Exercise aim: In the data, find the word "content" and copy out every line that has it.

Dataset excerpts:
-=-=-=-=-
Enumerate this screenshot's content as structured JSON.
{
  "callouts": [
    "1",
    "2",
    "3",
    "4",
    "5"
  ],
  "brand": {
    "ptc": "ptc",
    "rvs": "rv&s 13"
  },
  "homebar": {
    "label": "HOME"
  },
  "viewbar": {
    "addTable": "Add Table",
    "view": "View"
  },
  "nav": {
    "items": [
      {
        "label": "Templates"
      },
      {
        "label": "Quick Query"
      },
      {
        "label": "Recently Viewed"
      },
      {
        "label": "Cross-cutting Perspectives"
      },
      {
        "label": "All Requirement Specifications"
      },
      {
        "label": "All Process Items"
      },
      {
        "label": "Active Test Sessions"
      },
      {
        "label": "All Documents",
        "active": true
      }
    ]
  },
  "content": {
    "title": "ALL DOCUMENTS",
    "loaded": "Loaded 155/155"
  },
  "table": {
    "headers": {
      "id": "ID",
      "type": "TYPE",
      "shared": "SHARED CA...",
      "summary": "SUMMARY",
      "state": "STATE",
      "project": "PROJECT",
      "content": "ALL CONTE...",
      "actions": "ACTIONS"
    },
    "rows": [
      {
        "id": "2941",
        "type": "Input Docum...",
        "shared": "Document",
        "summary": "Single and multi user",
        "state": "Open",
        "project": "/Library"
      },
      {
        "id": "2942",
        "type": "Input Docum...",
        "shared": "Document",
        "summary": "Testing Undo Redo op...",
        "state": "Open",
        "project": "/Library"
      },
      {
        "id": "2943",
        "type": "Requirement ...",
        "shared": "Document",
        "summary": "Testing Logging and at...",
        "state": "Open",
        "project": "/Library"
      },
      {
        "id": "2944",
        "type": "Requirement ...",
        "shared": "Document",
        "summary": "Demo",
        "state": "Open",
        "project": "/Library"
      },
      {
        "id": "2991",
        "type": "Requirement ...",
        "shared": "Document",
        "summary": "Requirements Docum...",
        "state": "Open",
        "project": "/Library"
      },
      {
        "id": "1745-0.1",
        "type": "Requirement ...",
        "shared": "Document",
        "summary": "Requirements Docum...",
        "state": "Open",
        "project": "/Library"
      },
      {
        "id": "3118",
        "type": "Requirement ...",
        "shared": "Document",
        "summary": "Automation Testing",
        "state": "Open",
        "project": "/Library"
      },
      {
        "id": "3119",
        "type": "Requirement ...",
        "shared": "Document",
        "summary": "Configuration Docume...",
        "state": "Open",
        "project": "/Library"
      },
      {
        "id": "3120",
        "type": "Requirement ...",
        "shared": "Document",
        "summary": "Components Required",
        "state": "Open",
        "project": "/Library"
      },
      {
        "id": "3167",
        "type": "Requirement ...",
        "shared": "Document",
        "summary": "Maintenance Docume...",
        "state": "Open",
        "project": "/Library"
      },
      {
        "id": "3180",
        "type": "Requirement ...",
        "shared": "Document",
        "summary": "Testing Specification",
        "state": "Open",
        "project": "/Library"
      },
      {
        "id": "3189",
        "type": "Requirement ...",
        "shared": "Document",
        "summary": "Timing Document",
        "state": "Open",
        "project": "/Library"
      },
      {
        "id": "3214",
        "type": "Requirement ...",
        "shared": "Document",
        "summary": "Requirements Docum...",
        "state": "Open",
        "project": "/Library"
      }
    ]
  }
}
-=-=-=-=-
Response area:
Enumerate this screenshot's content as structured JSON.
  "content": {
      "content": "ALL CONTE...",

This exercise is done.